When censing, the priest or deacon holds the censer below the conical plate with only one hand (the right hand) allowing it to swing freely. He will make the Sign of the Cross with the censer by making two vertical swings and a third horizontal swing (the three swings together symbolizing the Holy Trinity).

When the temple (church building) is censed, the priest or deacon will move in a sunwise (clockwise) direction, moving to his right as he censes in order the Holy Table (altar), sanctuary, Iconostasis, walls of the temple, clergy and faithful. There are two types of censing: a Greater Censing (which encompasses the entire temple and all of the people therein), and a Lesser Censing (which, depending upon the liturgical context, consists of censing only a portion of the temple and the people).

During some censings, especially the Greater Censing, the clergyman who is performing the censing will often carry a candle in his left hand. During Bright Week (the week which begins on Easter Sunday) the priest and the deacon will carry special Paschal candles at every censing, even the Lesser Censing. While carrying the Paschal candles, the priest or deacon will greet the members of the congregation with the Paschal greeting while censing them. Simple tapers are carried while censing during funerals and memorial services.

During the Eastern Roman Empire (Byzantine Empire) the emperor used to be permitted to offer incense on the Feast of the Nativity (no doubt as a memorial of the gifts of the Magi), but was permitted to perform no other priestly function.

If no priest is available, incense may be offered by a reader or senior layman, but with a hand censer which has no chains on it, but rather a handle (it often has bells as well, suspended from the handle or around the rim). The hand censer is also used in some monasteries even when a priest is present for certain censings which are done by a monastic other than a vested priest or deacon.

During Holy Week it is customary in some places for even the priest and deacon to use the hand censer for all of the censings, as a sign of humility and mourning at the Passion of Christ.

The faithful will often burn incense, using a hand censer, in the home during Morning and Evening Prayers, and it is not unusual for the head of the household to bless the Holy Icons and all of the members of the household with a hand censer.


  1. Michno, Dennis G. (1998). "The Holy Eucharist-Concerning the Use of Incense at the Eucharist". A Priest's Handbook - The Ceremonies of the Church.

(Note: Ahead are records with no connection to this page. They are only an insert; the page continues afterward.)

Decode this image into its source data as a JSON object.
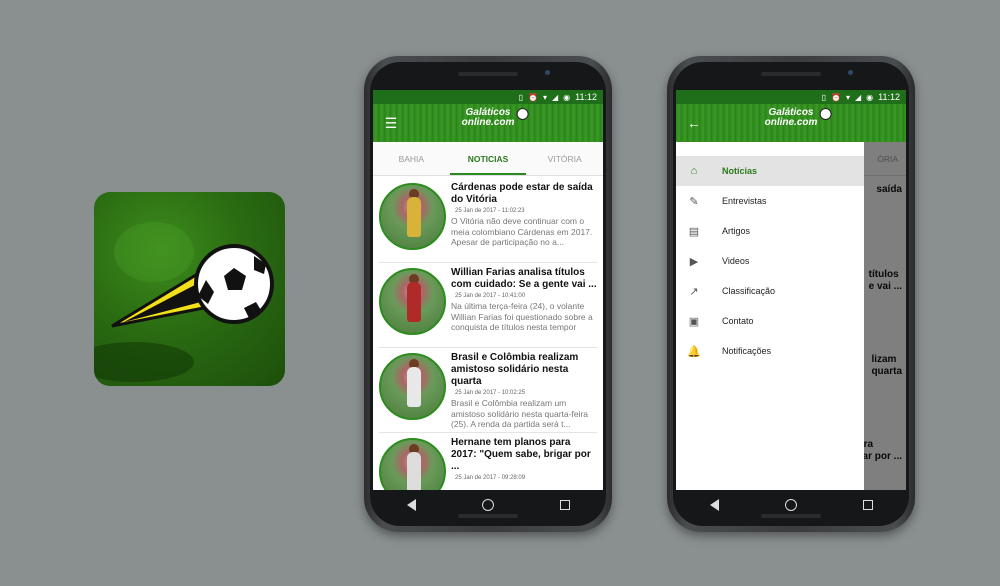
{
  "status": {
    "time": "11:12"
  },
  "brand": {
    "line1": "Galáticos",
    "line2": "online.com"
  },
  "tabs": [
    {
      "label": "BAHIA"
    },
    {
      "label": "NOTICIAS"
    },
    {
      "label": "VITÓRIA"
    }
  ],
  "news": [
    {
      "title": "Cárdenas pode estar de saída do Vitória",
      "date": "25 Jan de 2017 - 11:02:23",
      "excerpt": "O Vitória não deve continuar com o meia colombiano Cárdenas em 2017. Apesar de participação no a..."
    },
    {
      "title": "Willian Farias analisa títulos com cuidado: Se a gente vai ...",
      "date": "25 Jan de 2017 - 10:41:00",
      "excerpt": "Na última terça-feira (24), o volante Willian Farias foi questionado sobre a conquista de títulos nesta tempor"
    },
    {
      "title": "Brasil e Colômbia realizam amistoso solidário nesta quarta",
      "date": "25 Jan de 2017 - 10:02:25",
      "excerpt": "Brasil e Colômbia realizam um amistoso solidário nesta quarta-feira (25). A renda da partida será t..."
    },
    {
      "title": "Hernane tem planos para 2017: \"Quem sabe, brigar por ...",
      "date": "25 Jan de 2017 - 09:28:09",
      "excerpt": ""
    }
  ],
  "drawer": {
    "items": [
      {
        "label": "Notícias",
        "icon": "home-icon"
      },
      {
        "label": "Entrevistas",
        "icon": "pencil-icon"
      },
      {
        "label": "Artigos",
        "icon": "document-icon"
      },
      {
        "label": "Videos",
        "icon": "video-library-icon"
      },
      {
        "label": "Classificação",
        "icon": "trending-icon"
      },
      {
        "label": "Contato",
        "icon": "contact-card-icon"
      },
      {
        "label": "Notificações",
        "icon": "bell-icon"
      }
    ]
  },
  "behind": {
    "titles": [
      "saída",
      "títulos\ne vai ...",
      "lizam\nquarta",
      "s para\nbrigar por ..."
    ],
    "tab": "ÓRIA"
  },
  "colors": {
    "accent": "#2a8a1e",
    "status_bar": "#1f6e1a",
    "background": "#8a9090"
  }
}
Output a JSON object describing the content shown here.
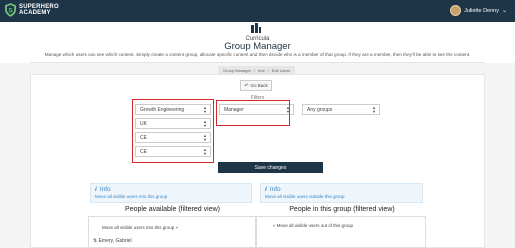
{
  "header": {
    "logo_line1": "SUPERHERO",
    "logo_line2": "ACADEMY",
    "user_name": "Juliette Denny",
    "caret": "⌄"
  },
  "page": {
    "subtitle": "Curricula",
    "title": "Group Manager",
    "description": "Manage which users can see which content. Simply create a content group, allocate specific content and then decide who is a member of that group. If they are a member, then they'll be able to see the content."
  },
  "breadcrumb": [
    "Group Manager",
    "test",
    "Edit Users"
  ],
  "go_back_label": "Go Back",
  "filters_label": "Filters",
  "filters": {
    "left": [
      "Growth Engineering",
      "UK",
      "CE",
      "CE"
    ],
    "middle": "Manager",
    "right": "Any groups"
  },
  "save_label": "Save changes",
  "info_left": {
    "title": "Info",
    "link": "Move all visible users into this group"
  },
  "info_right": {
    "title": "Info",
    "link": "Move all visible users outside this group"
  },
  "col_left_title": "People available (filtered view)",
  "col_right_title": "People in this group (filtered view)",
  "move_into": "Move all visible users into this group",
  "move_out": "Move all visible users out of this group",
  "users_available": [
    "Emery, Gabriel"
  ],
  "colors": {
    "navy": "#1e3447",
    "highlight": "#d12b2b",
    "info_blue": "#3a86c8"
  }
}
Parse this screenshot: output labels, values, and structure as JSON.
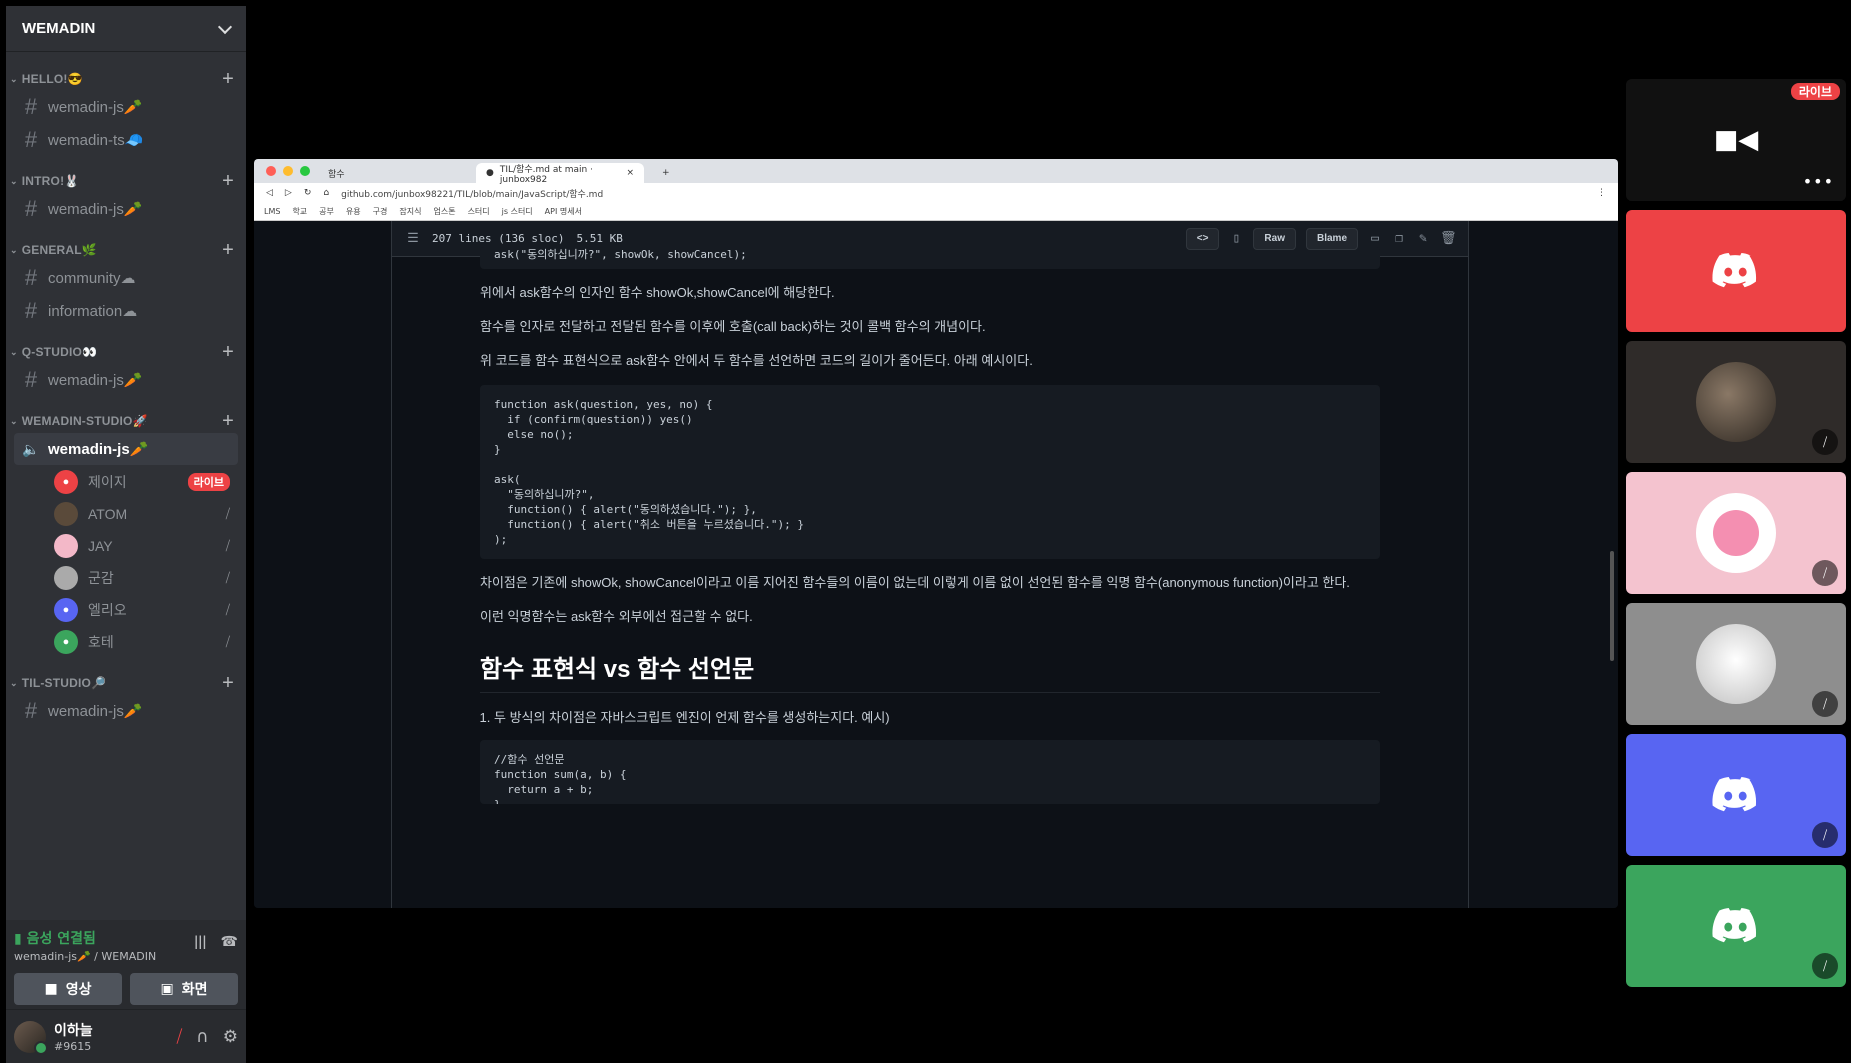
{
  "server": {
    "name": "WEMADIN"
  },
  "categories": [
    {
      "name": "HELLO!😎",
      "channels": [
        "wemadin-js🥕",
        "wemadin-ts🧢"
      ]
    },
    {
      "name": "INTRO!🐰",
      "channels": [
        "wemadin-js🥕"
      ]
    },
    {
      "name": "GENERAL🌿",
      "channels": [
        "community☁",
        "information☁"
      ]
    },
    {
      "name": "Q-STUDIO👀",
      "channels": [
        "wemadin-js🥕"
      ]
    },
    {
      "name": "WEMADIN-STUDIO🚀",
      "voice_channel": "wemadin-js🥕"
    },
    {
      "name": "TIL-STUDIO🔎",
      "channels": [
        "wemadin-js🥕"
      ]
    }
  ],
  "voice_users": [
    {
      "name": "제이지",
      "badge": "라이브",
      "color": "#ed4245"
    },
    {
      "name": "ATOM",
      "color": "#5a4a3a"
    },
    {
      "name": "JAY",
      "color": "#f3b8c8"
    },
    {
      "name": "군감",
      "color": "#aaa"
    },
    {
      "name": "엘리오",
      "color": "#5865f2"
    },
    {
      "name": "호테",
      "color": "#3ba55d"
    }
  ],
  "voice_panel": {
    "status": "음성 연결됨",
    "location": "wemadin-js🥕 / WEMADIN",
    "video_label": "영상",
    "screen_label": "화면"
  },
  "user": {
    "name": "이하늘",
    "tag": "#9615"
  },
  "browser": {
    "tab_inactive": "함수",
    "tab_active": "TIL/함수.md at main · junbox982",
    "url": "github.com/junbox98221/TIL/blob/main/JavaScript/함수.md",
    "bookmarks": [
      "LMS",
      "학교",
      "공부",
      "유용",
      "구경",
      "잡지식",
      "업스톤",
      "스터디",
      "js 스터디",
      "API 명세서"
    ]
  },
  "file_header": {
    "lines": "207 lines (136 sloc)",
    "size": "5.51 KB",
    "raw": "Raw",
    "blame": "Blame"
  },
  "doc": {
    "code_top": "ask(\"동의하십니까?\", showOk, showCancel);",
    "p1": "위에서 ask함수의 인자인 함수 showOk,showCancel에 해당한다.",
    "p2": "함수를 인자로 전달하고 전달된 함수를 이후에 호출(call back)하는 것이 콜백 함수의 개념이다.",
    "p3": "위 코드를 함수 표현식으로 ask함수 안에서 두 함수를 선언하면 코드의 길이가 줄어든다. 아래 예시이다.",
    "code1": "function ask(question, yes, no) {\n  if (confirm(question)) yes()\n  else no();\n}\n\nask(\n  \"동의하십니까?\",\n  function() { alert(\"동의하셨습니다.\"); },\n  function() { alert(\"취소 버튼을 누르셨습니다.\"); }\n);",
    "p4": "차이점은 기존에 showOk, showCancel이라고 이름 지어진 함수들의 이름이 없는데 이렇게 이름 없이 선언된 함수를 익명 함수(anonymous function)이라고 한다.",
    "p5": "이런 익명함수는 ask함수 외부에선 접근할 수 없다.",
    "h2": "함수 표현식 vs 함수 선언문",
    "li1": "두 방식의 차이점은 자바스크립트 엔진이 언제 함수를 생성하는지다. 예시)",
    "code2": "//함수 선언문\nfunction sum(a, b) {\n  return a + b;\n}"
  },
  "tiles": [
    {
      "type": "screen",
      "badge": "라이브",
      "bg": "#111111"
    },
    {
      "type": "discord",
      "bg": "#ed4245"
    },
    {
      "type": "avatar",
      "bg": "#2f2b29",
      "avatar_bg": "#5a4a3a"
    },
    {
      "type": "avatar",
      "bg": "#f4c3cf",
      "avatar_bg": "#ffffff"
    },
    {
      "type": "avatar",
      "bg": "#8e8e8e",
      "avatar_bg": "#dcdcdc"
    },
    {
      "type": "discord",
      "bg": "#5865f2"
    },
    {
      "type": "discord",
      "bg": "#3ba55d"
    }
  ]
}
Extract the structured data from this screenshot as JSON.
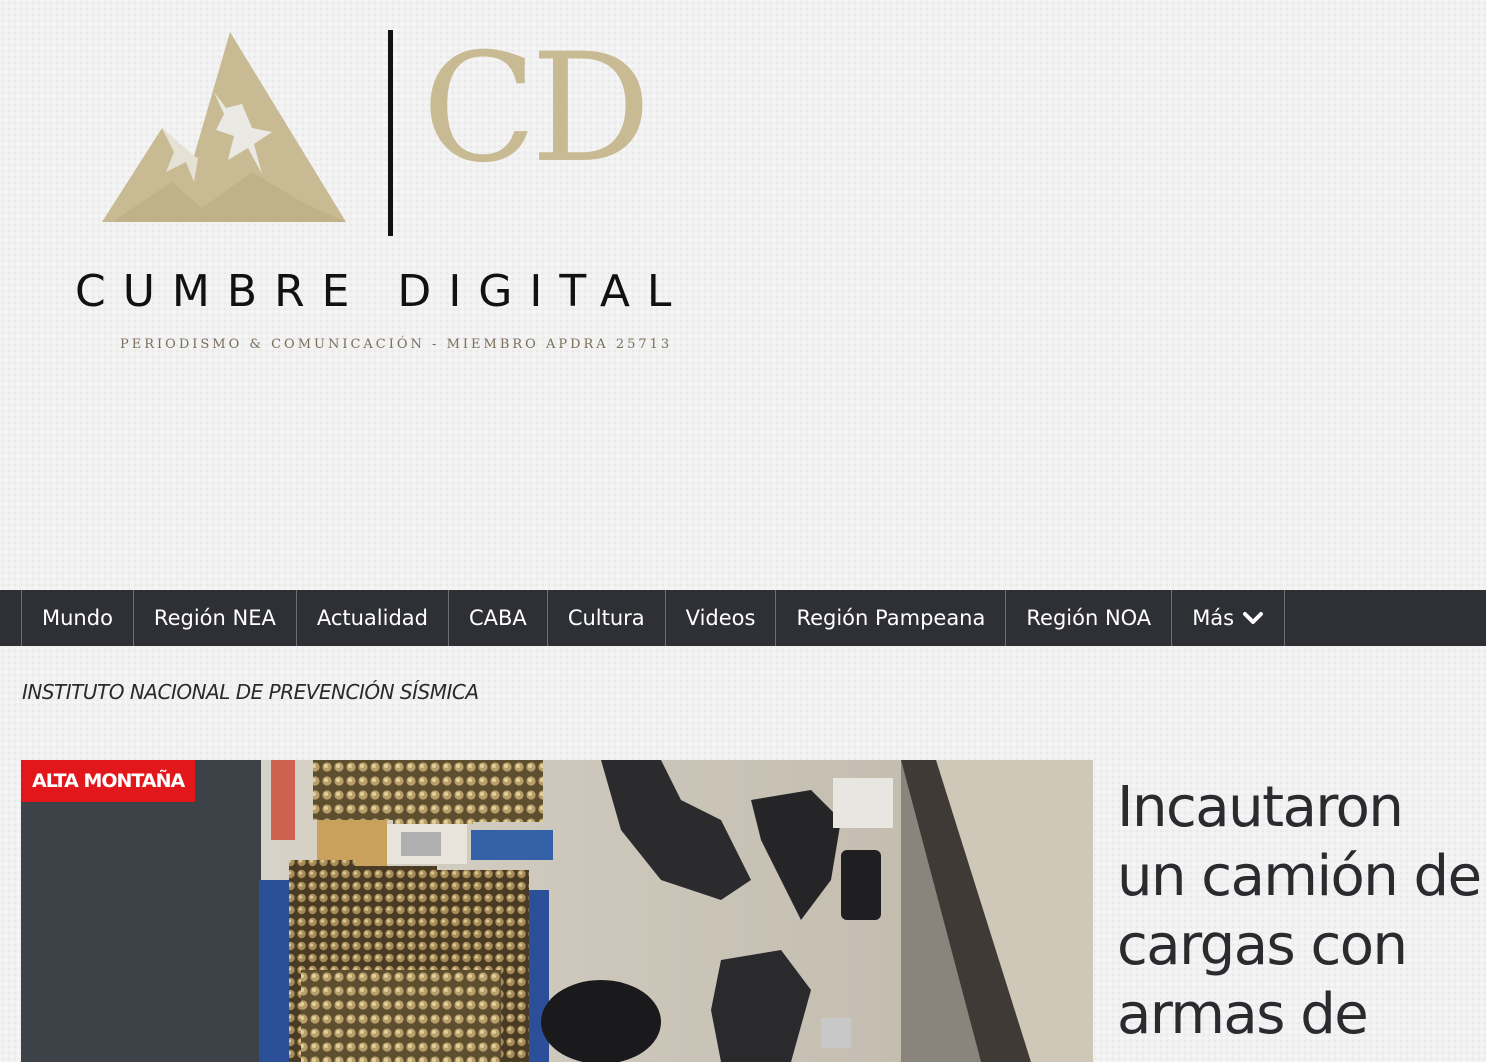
{
  "header": {
    "logo_initials": "CD",
    "site_name": "CUMBRE DIGITAL",
    "tagline": "PERIODISMO & COMUNICACIÓN  - MIEMBRO APDRA 25713",
    "logo_color": "#c8bb93"
  },
  "nav": {
    "items": [
      {
        "label": "Mundo"
      },
      {
        "label": "Región NEA"
      },
      {
        "label": "Actualidad"
      },
      {
        "label": "CABA"
      },
      {
        "label": "Cultura"
      },
      {
        "label": "Videos"
      },
      {
        "label": "Región Pampeana"
      },
      {
        "label": "Región NOA"
      },
      {
        "label": "Más",
        "icon": "chevron-down-icon"
      }
    ],
    "background": "#2f3035"
  },
  "ticker": {
    "text": "INSTITUTO NACIONAL DE PREVENCIÓN SÍSMICA"
  },
  "featured": {
    "category": "ALTA MONTAÑA",
    "category_color": "#e2171c",
    "title": "Incautaron un camión de cargas con armas de"
  }
}
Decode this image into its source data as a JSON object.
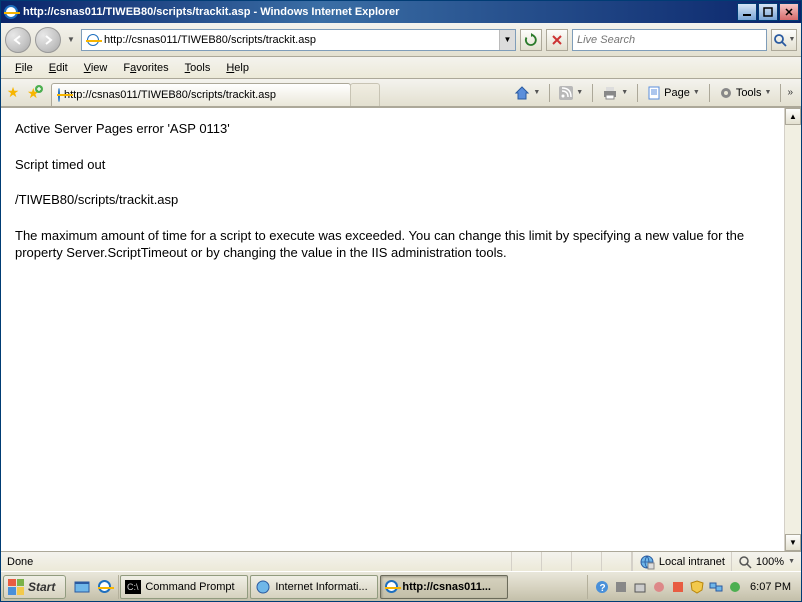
{
  "titlebar": {
    "title": "http://csnas011/TIWEB80/scripts/trackit.asp - Windows Internet Explorer"
  },
  "navbar": {
    "url": "http://csnas011/TIWEB80/scripts/trackit.asp",
    "search_placeholder": "Live Search"
  },
  "menubar": {
    "file": "File",
    "edit": "Edit",
    "view": "View",
    "favorites": "Favorites",
    "tools": "Tools",
    "help": "Help"
  },
  "tab": {
    "title": "http://csnas011/TIWEB80/scripts/trackit.asp"
  },
  "cmdbar": {
    "page": "Page",
    "tools": "Tools"
  },
  "page": {
    "line1": "Active Server Pages error 'ASP 0113'",
    "line2": "Script timed out",
    "line3": "/TIWEB80/scripts/trackit.asp",
    "line4": "The maximum amount of time for a script to execute was exceeded. You can change this limit by specifying a new value for the property Server.ScriptTimeout or by changing the value in the IIS administration tools."
  },
  "statusbar": {
    "status": "Done",
    "zone": "Local intranet",
    "zoom": "100%"
  },
  "taskbar": {
    "start": "Start",
    "tasks": [
      "Command Prompt",
      "Internet Informati...",
      "http://csnas011..."
    ],
    "clock": "6:07 PM"
  }
}
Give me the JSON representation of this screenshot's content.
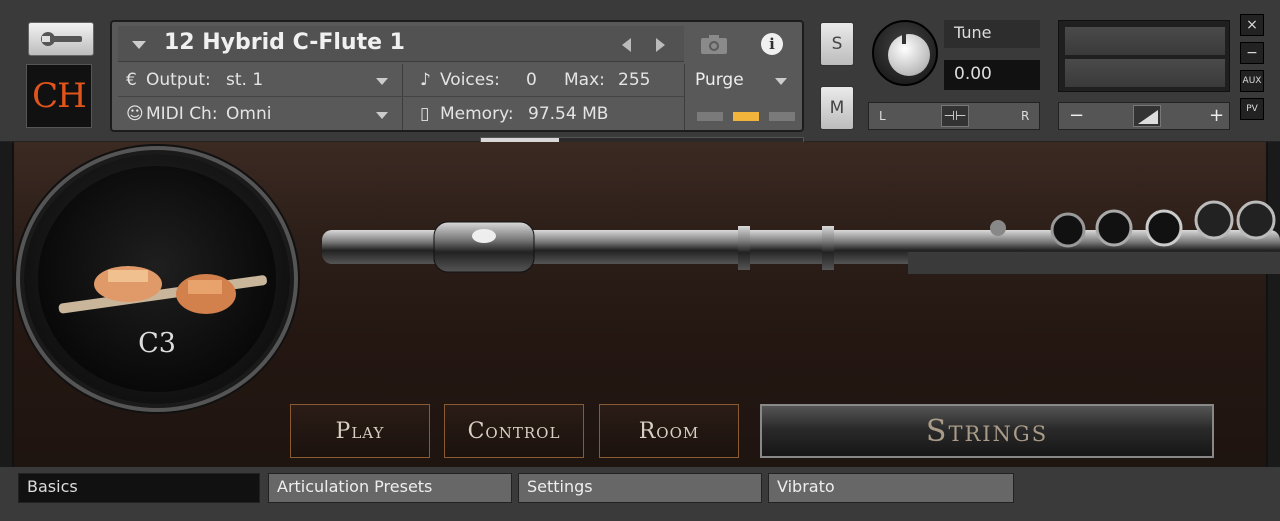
{
  "header": {
    "logo_text": "CH",
    "instrument_name": "12 Hybrid C-Flute 1",
    "output_label": "Output:",
    "output_value": "st. 1",
    "voices_label": "Voices:",
    "voices_value": "0",
    "max_label": "Max:",
    "max_value": "255",
    "midi_label": "MIDI Ch:",
    "midi_value": "Omni",
    "memory_label": "Memory:",
    "memory_value": "97.54 MB",
    "purge_label": "Purge",
    "solo_label": "S",
    "mute_label": "M",
    "tune_label": "Tune",
    "tune_value": "0.00",
    "pan_left": "L",
    "pan_right": "R",
    "vol_minus": "−",
    "vol_plus": "+",
    "close_label": "×",
    "minimize_label": "−",
    "aux_label": "AUX",
    "pv_label": "PV",
    "accent_color": "#e2541a",
    "purge_indicator_color": "#f2b43a"
  },
  "instrument": {
    "note_label": "C3",
    "buttons": {
      "play": "Play",
      "control": "Control",
      "room": "Room",
      "strings": "Strings"
    }
  },
  "tabs": [
    "Basics",
    "Articulation Presets",
    "Settings",
    "Vibrato"
  ],
  "active_tab": "Basics"
}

Harrisburg, PA: Moorehouse Publishing. ISBN 0-8192-1768-9. 
  2. Crowley, Aleister (1997). "Chapter XVI: The Magick Fire; With Considerations of the Thurible, the Charcoal, and the Incense". Magick. York Beach, ME: Samuel Weiser. ISBN 0-87728-919-0. 
  3. General Instruction of the Roman Missal, 276
  4. General Instruction of the Roman Missal, 277
  5. In contrast, the later form of the Roman Rite allows the priest to incense the offerings either with three swings of the thurible or by forming a cross once with the thurible over the offerings, as indicated in the General Instruction of the Roman Missal, 277.
  6. Ritus servandus in celebratione Missae, VII, 10
  7. The form of the thurible and the manner in which it is swung can be seen in this video

External links

la:Turibulum ja:振り香炉 pt:Turíbulo ro:Cădelniţă ru:Кадило sl:Kadilnica sr:Турибулум sv:Rökelsekar tr:Buhurdan